[Photo: My dad and me, circa 1991.]
I played trombone for eight years, from fifth through twelfth grades. I was okay, I guess. I would have been better if I ever practiced, but thankfully the genes I inherited from my father, a professional musician, carried me through. This is the odd part: I didn’t especially like playing the trombone, but I loved playing the trombone. When I say I didn’t especially like playing, I mean the actual playing. But when I say I loved playing the trombone, I mean the people.
Playing the trombone meant that I got to make my first friend-who-was-a-boy, Travis, in the fifth grade. During our final concert in the sixth grade, I realized that the buttons on my peach button-up skirt had come unbuttoned, thanks largely to the way I had to hold my trombone in between my legs during breaks in the performance. I’ll never forget frantically asking Travis to hold my trombone for me so I could button myself back up again. He didn’t even tease me about it. That moment solidified our friendship, which persisted through many a heated argument about politics.
And then there was Matt, my first real boyfriend who gave me my first real kiss while we were on a jazz band trip. It amuses me to think of all the flirting we did during band class, the whole time sporting those trademark bright red circles you get on your lips while you play the trombone.
I was the only girl trombone player in my grade, but two girls in the grade ahead of me played trombone, too. I cannot tell you how wildly cool they were (and still are). As fun as it was to be the only girl in the section, it was so much better with Helen and Joy. I had such a great time during my first week of band camp I didn’t want to go home. And this, even though we spent nine hours a day practicing.
People laugh when I say that I was only in band for the social scene, but it’s true. I quit cold turkey after I graduated from high school, and I can honestly say one of my few regrets is not playing in the college marching band. I would have had a blast.
After not playing the trombone for nearly a decade, after thinking of myself as a former trombone player who would never, ever take it up again, I started playing again. I even started playing again on a beautiful, brand new silver trombone. I didn’t start up again out of latent love for the actual instrument, but because of a person. Gary. He’d been homeless when he started turning up at my church in California. One of his few possessions was a beat-up trumpet he carried with him everywhere he went; he kept it slung on his shoulder by a strap woven of empty latex balloons. After he was ticketed for playing on the pier without a permit, our music director invited him to play in worship. There wasn’t a dry eye in the sanctuary the first time he played Amazing Grace.
About a year after church members helped him connect with a program and get off the street, Gary presented me with a large wrapped box during worship on my birthday. It was a silver Olds; his roommate’s family had owned a music shop back in the day, and he’d shopped their inventory closet. The gift was given on the condition that we play duets together in worship. After eleven years, my chops were rather rusty, but it was such an unexpected joy to play again, and with Gary, I didn’t even care. Nor did our congregation. No matter what we played together, it sounded like amazing grace.

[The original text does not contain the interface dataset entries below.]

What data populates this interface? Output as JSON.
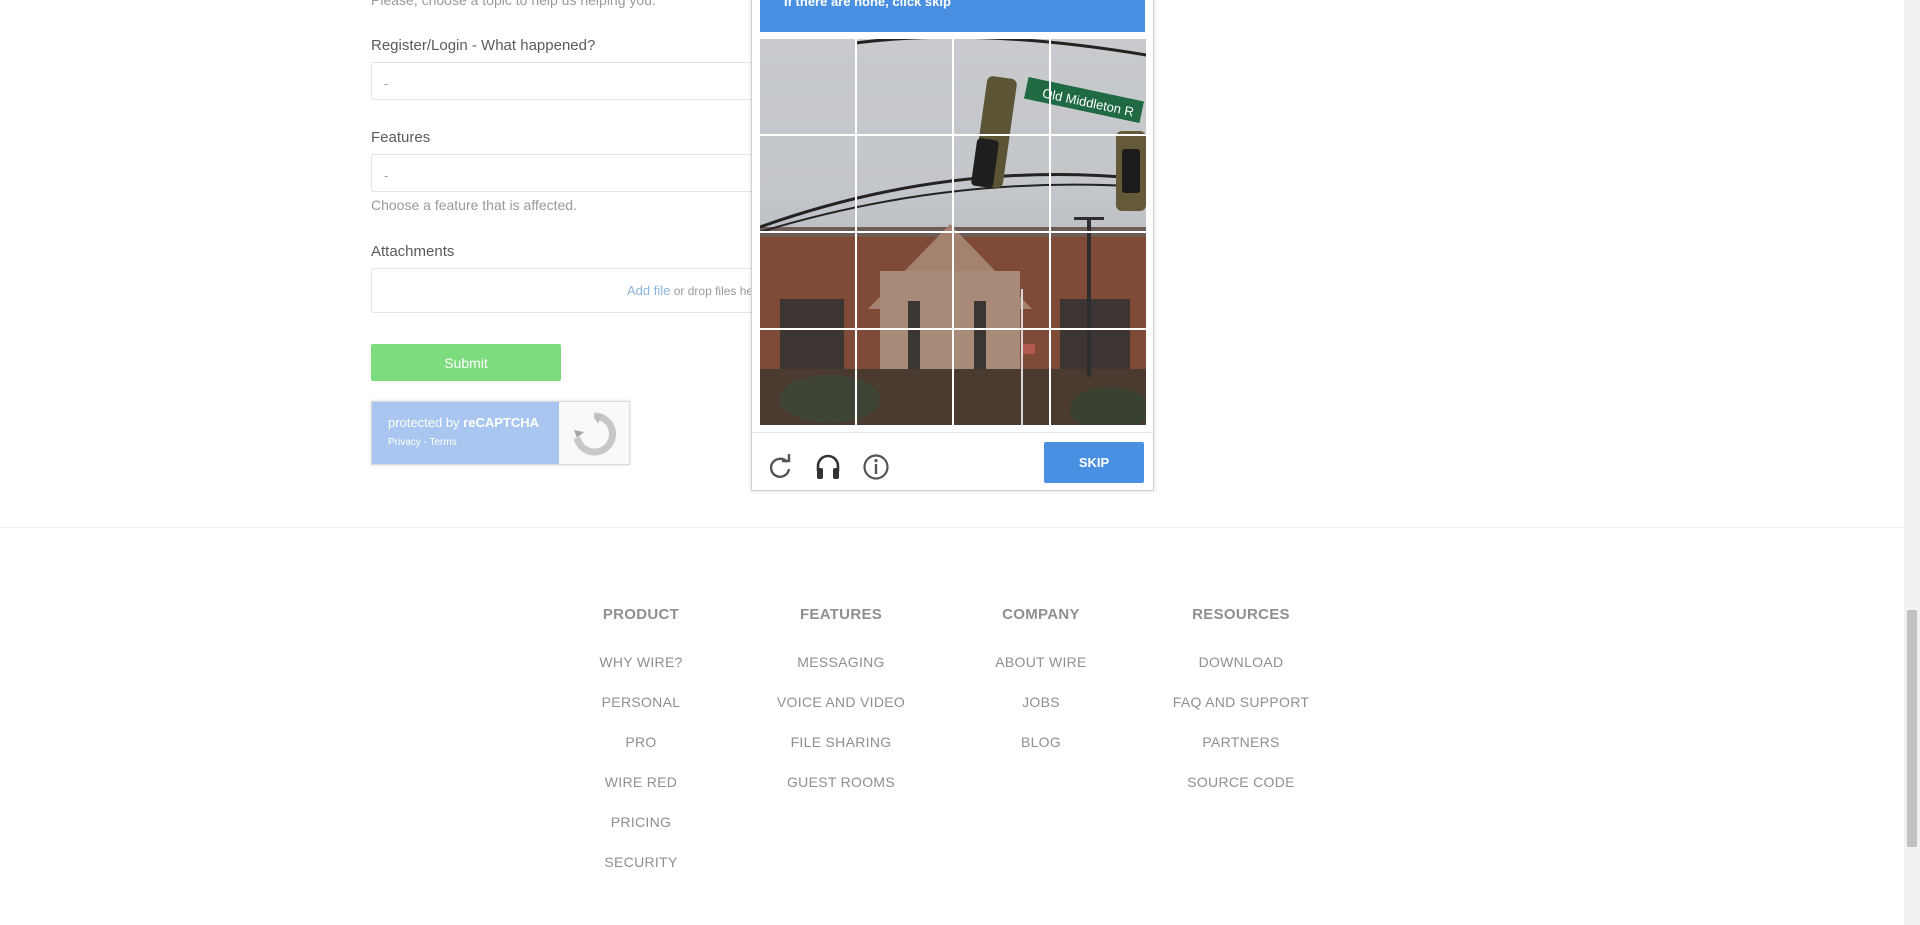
{
  "form": {
    "topic_hint": "Please, choose a topic to help us helping you.",
    "what_happened_label": "Register/Login - What happened?",
    "what_happened_value": "-",
    "features_label": "Features",
    "features_value": "-",
    "features_hint": "Choose a feature that is affected.",
    "attachments_label": "Attachments",
    "add_file": "Add file",
    "drop_text": "or drop files here",
    "submit_label": "Submit"
  },
  "recaptcha_badge": {
    "protected_by": "protected by",
    "brand": "reCAPTCHA",
    "links": "Privacy - Terms"
  },
  "captcha": {
    "instruction": "If there are none, click skip",
    "street_sign": "Old Middleton R",
    "tile_count": 16,
    "skip_label": "SKIP",
    "icons": [
      "reload-icon",
      "headphones-icon",
      "info-icon"
    ]
  },
  "footer": {
    "columns": [
      {
        "heading": "PRODUCT",
        "links": [
          "WHY WIRE?",
          "PERSONAL",
          "PRO",
          "WIRE RED",
          "PRICING",
          "SECURITY"
        ]
      },
      {
        "heading": "FEATURES",
        "links": [
          "MESSAGING",
          "VOICE AND VIDEO",
          "FILE SHARING",
          "GUEST ROOMS"
        ]
      },
      {
        "heading": "COMPANY",
        "links": [
          "ABOUT WIRE",
          "JOBS",
          "BLOG"
        ]
      },
      {
        "heading": "RESOURCES",
        "links": [
          "DOWNLOAD",
          "FAQ AND SUPPORT",
          "PARTNERS",
          "SOURCE CODE"
        ]
      }
    ]
  },
  "colors": {
    "submit": "#7ddc7e",
    "captcha_blue": "#4a90e2",
    "badge_blue": "#a8c6f0",
    "footer_text": "#8f8f8f"
  }
}
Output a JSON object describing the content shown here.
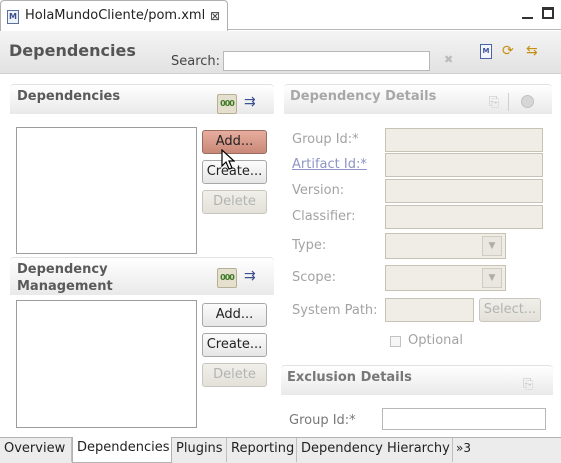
{
  "editor": {
    "tab_title": "HolaMundoCliente/pom.xml",
    "file_icon": "M",
    "close_glyph": "⊠"
  },
  "header": {
    "title": "Dependencies",
    "search_label": "Search:",
    "search_value": "",
    "pom_icon_glyph": "M"
  },
  "dependencies": {
    "title": "Dependencies",
    "filter_glyph": "000",
    "buttons": {
      "add": "Add...",
      "create": "Create...",
      "delete": "Delete"
    }
  },
  "dependency_management": {
    "title_line1": "Dependency",
    "title_line2": "Management",
    "filter_glyph": "000",
    "buttons": {
      "add": "Add...",
      "create": "Create...",
      "delete": "Delete"
    }
  },
  "dependency_details": {
    "title": "Dependency Details",
    "labels": {
      "group_id": "Group Id:*",
      "artifact_id": "Artifact Id:*",
      "version": "Version:",
      "classifier": "Classifier:",
      "type": "Type:",
      "scope": "Scope:",
      "system_path": "System Path:"
    },
    "select_button": "Select...",
    "optional_label": "Optional",
    "optional_checked": false
  },
  "exclusion_details": {
    "title": "Exclusion Details",
    "group_id_label": "Group Id:*"
  },
  "page_tabs": {
    "overview": "Overview",
    "dependencies": "Dependencies",
    "plugins": "Plugins",
    "reporting": "Reporting",
    "hierarchy": "Dependency Hierarchy",
    "overflow": "»3",
    "selected": "Dependencies"
  },
  "icons": {
    "editor_file": "maven-pom-file-icon",
    "close": "close-tab-icon",
    "minimize": "minimize-icon",
    "maximize": "maximize-icon",
    "clear_search": "clear-search-icon",
    "pom_xml": "pom-xml-icon",
    "refresh": "refresh-icon",
    "sync": "sync-icon",
    "filter": "filter-icon",
    "sort": "sort-icon",
    "open_pom": "open-pom-icon",
    "javadoc": "javadoc-icon",
    "cursor": "mouse-cursor-icon"
  },
  "colors": {
    "accent_pressed_button": "#c98877",
    "section_title": "#5a5a5a",
    "disabled_text": "#a3a3a3",
    "link": "#8d95c4"
  }
}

Yesterday morning – Thanksgiving Day – I played a duet with my father. I’d told my new church the story of Gary and my nearly new silver trombone, and people had started to wonder when I was going to actually play the thing. Our Thanksgiving worship service is “come as you are,” and that seemed like just the right context for me to play as I do, which is to say not very well. Once again, I’d let my embouchure entropy, so that I sounded like a beginner all over again when I pulled it out of the case a couple of weeks ago. But my father has chops. I figured his trumpet could cover up some of the mistakes in the trombone part. We reprised the first duet I played with Gary: We gather together, to ask the Lord’s blessing; he hastens and chastens his will to make known…
After all this time, after all these years, the best thing about playing the trombone is the person playing alongside me.